Soothing tones: Can sounds actually heal us?

The ancient meditative practice of sound healing has struck a chord with a legion of new fans. But does it work?

From Egyptian incantations to Shaman drums and Himalayan singing bowls, sound has been used as a healing tool for tens of thousands of years.

These days, sound healing is also said to help reduce anxiety, stress and even pain.

If that’s music to your ears, here’s what you need to know before you immerse yourself.

What is sound healing?

Sound healing is a form of holistic therapy that covers a wide range of treatments, including music therapy and binaural beats.

It uses certain instruments for different sounds and vibrations to help someone achieve a peace and calming state, meditation teacher and sound meditation practitioner Sally Kellet says.

“When we’re stressed, busy, anxious and overwhelmed, we’re constantly trying to analyse the situation,” Sally explains.

“Sound healing works to reduce brain activity and calm our minds by altering brainwaves so we can drift effortlessly into a trance.”

How does sound healing work?

Melbourne sound healing practitioner Tanya Alijani says the concept of sound healing is based on the idea that vibrations exist in everything, including the cells in our bodies.

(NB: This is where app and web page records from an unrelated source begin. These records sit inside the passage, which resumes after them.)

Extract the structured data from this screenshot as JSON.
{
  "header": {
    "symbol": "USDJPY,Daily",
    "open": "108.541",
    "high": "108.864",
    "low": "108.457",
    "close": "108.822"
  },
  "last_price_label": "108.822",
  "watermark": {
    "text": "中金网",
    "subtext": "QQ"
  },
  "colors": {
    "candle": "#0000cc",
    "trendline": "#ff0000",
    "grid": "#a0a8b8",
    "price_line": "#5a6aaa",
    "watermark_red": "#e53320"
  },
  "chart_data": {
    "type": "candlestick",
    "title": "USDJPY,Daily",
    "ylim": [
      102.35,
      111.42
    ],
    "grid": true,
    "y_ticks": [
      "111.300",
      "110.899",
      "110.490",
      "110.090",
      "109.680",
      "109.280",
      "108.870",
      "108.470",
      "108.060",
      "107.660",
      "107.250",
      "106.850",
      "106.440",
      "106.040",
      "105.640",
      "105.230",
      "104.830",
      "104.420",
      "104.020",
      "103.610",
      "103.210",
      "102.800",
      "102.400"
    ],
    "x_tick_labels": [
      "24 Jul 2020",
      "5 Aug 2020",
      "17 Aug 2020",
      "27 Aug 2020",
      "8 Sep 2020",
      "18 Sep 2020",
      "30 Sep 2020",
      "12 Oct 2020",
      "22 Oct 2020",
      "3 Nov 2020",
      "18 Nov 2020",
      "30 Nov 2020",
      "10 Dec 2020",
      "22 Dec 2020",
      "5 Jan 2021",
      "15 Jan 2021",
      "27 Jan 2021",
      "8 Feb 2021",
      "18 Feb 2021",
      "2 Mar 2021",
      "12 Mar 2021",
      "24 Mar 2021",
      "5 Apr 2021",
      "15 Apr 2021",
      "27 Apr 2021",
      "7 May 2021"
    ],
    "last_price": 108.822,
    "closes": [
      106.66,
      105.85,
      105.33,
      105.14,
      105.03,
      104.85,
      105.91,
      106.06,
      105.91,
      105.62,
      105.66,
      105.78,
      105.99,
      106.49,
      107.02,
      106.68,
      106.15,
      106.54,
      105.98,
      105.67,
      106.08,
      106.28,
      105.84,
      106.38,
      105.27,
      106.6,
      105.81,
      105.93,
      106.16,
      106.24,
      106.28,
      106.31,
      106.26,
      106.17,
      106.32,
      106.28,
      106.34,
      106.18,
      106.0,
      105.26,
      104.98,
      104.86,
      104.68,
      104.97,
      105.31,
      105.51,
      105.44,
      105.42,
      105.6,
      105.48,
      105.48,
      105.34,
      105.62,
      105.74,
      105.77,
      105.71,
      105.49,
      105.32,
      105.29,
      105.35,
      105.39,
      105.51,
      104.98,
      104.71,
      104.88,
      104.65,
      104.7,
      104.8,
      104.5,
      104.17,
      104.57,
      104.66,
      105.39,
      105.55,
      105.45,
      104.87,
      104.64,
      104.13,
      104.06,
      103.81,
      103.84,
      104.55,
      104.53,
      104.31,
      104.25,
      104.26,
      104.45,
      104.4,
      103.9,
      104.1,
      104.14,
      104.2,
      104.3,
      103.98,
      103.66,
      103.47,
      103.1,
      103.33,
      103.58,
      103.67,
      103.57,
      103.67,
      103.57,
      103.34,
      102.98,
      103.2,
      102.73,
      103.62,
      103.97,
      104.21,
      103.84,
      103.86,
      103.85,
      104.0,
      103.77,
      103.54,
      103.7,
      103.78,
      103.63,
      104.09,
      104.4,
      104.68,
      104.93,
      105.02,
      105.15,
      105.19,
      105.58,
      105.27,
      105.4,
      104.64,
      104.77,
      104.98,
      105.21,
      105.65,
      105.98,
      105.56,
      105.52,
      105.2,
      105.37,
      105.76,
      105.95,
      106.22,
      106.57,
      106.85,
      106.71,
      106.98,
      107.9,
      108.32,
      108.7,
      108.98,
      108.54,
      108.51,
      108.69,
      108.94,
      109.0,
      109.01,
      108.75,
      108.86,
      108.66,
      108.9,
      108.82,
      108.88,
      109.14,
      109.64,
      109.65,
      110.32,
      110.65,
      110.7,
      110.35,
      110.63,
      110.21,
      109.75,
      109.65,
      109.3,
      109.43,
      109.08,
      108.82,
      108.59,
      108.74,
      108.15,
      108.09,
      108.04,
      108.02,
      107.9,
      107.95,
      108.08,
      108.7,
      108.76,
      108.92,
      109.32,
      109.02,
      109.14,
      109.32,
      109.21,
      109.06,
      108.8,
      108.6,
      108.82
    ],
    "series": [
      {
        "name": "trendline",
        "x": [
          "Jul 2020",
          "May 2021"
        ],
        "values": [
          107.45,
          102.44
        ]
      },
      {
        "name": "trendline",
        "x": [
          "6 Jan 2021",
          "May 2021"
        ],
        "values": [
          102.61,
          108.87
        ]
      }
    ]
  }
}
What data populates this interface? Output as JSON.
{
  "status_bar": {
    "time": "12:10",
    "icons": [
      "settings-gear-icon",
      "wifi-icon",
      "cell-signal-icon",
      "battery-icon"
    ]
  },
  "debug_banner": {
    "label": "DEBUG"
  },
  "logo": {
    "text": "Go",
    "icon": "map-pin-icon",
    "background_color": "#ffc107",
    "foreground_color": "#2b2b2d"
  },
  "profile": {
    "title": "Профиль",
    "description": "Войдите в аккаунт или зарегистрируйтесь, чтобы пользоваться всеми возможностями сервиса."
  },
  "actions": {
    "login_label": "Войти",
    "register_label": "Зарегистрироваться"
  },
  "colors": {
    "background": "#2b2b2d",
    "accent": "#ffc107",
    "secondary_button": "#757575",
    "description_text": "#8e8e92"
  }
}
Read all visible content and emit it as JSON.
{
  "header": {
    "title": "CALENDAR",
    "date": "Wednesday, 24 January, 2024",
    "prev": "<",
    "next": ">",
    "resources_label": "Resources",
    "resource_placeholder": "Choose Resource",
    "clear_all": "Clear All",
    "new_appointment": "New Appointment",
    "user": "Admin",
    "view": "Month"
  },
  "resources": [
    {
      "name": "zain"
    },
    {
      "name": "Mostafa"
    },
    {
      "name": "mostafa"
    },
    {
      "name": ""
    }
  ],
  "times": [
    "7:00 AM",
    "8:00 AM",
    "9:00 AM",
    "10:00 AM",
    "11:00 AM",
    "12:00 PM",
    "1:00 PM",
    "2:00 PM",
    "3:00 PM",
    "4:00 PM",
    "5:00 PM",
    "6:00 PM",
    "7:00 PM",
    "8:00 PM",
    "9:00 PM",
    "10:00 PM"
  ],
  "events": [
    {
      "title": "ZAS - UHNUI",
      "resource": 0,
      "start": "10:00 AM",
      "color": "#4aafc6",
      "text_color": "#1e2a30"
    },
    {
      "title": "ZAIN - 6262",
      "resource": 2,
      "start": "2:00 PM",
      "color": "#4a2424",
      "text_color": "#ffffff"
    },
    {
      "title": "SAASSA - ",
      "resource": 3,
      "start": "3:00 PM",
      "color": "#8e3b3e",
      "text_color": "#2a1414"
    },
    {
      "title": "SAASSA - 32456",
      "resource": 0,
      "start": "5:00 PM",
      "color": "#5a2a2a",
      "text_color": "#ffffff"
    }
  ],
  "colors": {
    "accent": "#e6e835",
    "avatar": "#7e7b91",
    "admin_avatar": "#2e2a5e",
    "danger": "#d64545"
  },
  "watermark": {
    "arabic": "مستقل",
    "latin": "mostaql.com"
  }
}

“Every sound has a specific frequency that interacts directly with our body’s cellular structure,” Tanya explains.

“At the cellular level, sound waves cause resonance, making cells vibrate in harmony like a tuning fork with nearby objects.

“Our brain waves also sync with these sounds through a process called entrainment, which promotes relaxation while stimulating the body’s rest and digest mode, and releases mood elevating neurotransmitters.”

While the science is still sparse, one study suggests vibrations and frequencies from sound have a wide range of therapeutic benefits such as healing trauma.

What can sound healing help with?

Some proponents say sound healing can relieve pain, and ease anxiety and insomnia by lowering blood pressure, improving circulation and reducing respiratory rates.

While those claims may be ambitious, it’s true that clients will leave a session feeling “de-stressed”, kinesiologist and holistic wellness practitioner Nadine Bertalli says.

“To say it heals or treats is not something that I can claim, but it certainly can help you achieve a state of deep relaxation and that in itself is incredibly beneficial,” Nadine says.

“The link between stress and ill-health is well known, so reducing stress will naturally have a flow-on, beneficial impact on all aspects of health.”

Sally, who uses crystal bowls to create healing vibrations for relaxation, adds she treats a lot of busy professionals seeking help with insomnia.

“Some people literally don’t know how to switch off,” she says.

“People don’t just hear it – they feel it in their body, which in itself is very therapeutic and can release pain and really help with stiffness.”

What the science says about sound healing

There has been plenty of research into music therapy, and a review of 400 studies found it has a wide range of benefits, including improving mood and reducing stress.

One study found an hour of sound meditation helped people reduce anger and depression, while researchers at Germany’s University of Bonn found evidence to support the use of binaural beats as a way to reduce anxiety.

And researchers at Germany’s University of Bonn found evidence to support the use of binaural beats as a way to reduce anxiety.

What are the different types of sound healing?

Sound baths

A popular and widely recognised sound healing form is a sound bath, Tanya says.

“Sound baths use instruments like gongs, singing bowls, and chimes to create a meditative and relaxing experience.

“While research to sound baths is developing, they’re thought to reduce stress and anxiety be slowing brainwave frequencies, inducing a deep relaxation state for tension relief and improved emotional balance.”

Tuning forks

Originally created for tuning instruments, Tanya says these metal tools vibrate at specific frequencies when struck.

“When used in sound healing, these vibrations interact with the body’s energy fields, potentially aligning and balancing them.”

Singing bowls

“Made from metal or quartz, they produce harmonic tones when the rim is struck or circled with a mallet,” Tanya says.

Himalayan singing bowls are believed to help with relaxation, meditation, stress reduction and emotional peace.


These are traditional instruments that mimic the sound of rain to create a soothing and rhythmic noise when tilted, Tanya explains.

“While scientific research is limited, their calming effect aids in meditation and anxiety reduction, making them popular in therapeutic and wellness practices.”

Binaural beats

Tanya says this is a form of soundwave therapy that involves playing two slightly different frequencies in each ear, where the brain perceives a third tone based on the mathematical difference between the two frequencies.

“Research suggests binaural beats can potentially impact mental and cognitive functions by influencing brainwave patterns, making them a popular tool in the auditory therapy field,” she says.

“This phenomenon is believed to promote relaxation, reduce anxiety and enhance focus, depending on the frequency used.

“For instance, a lower frequency might aid in meditation and relaxation, while a higher frequency could help improve concentration.”

For more on finding ways to heal the mind, body and soul:

Written by Dimity Barber. Updated by Melissa Hong, November 2023.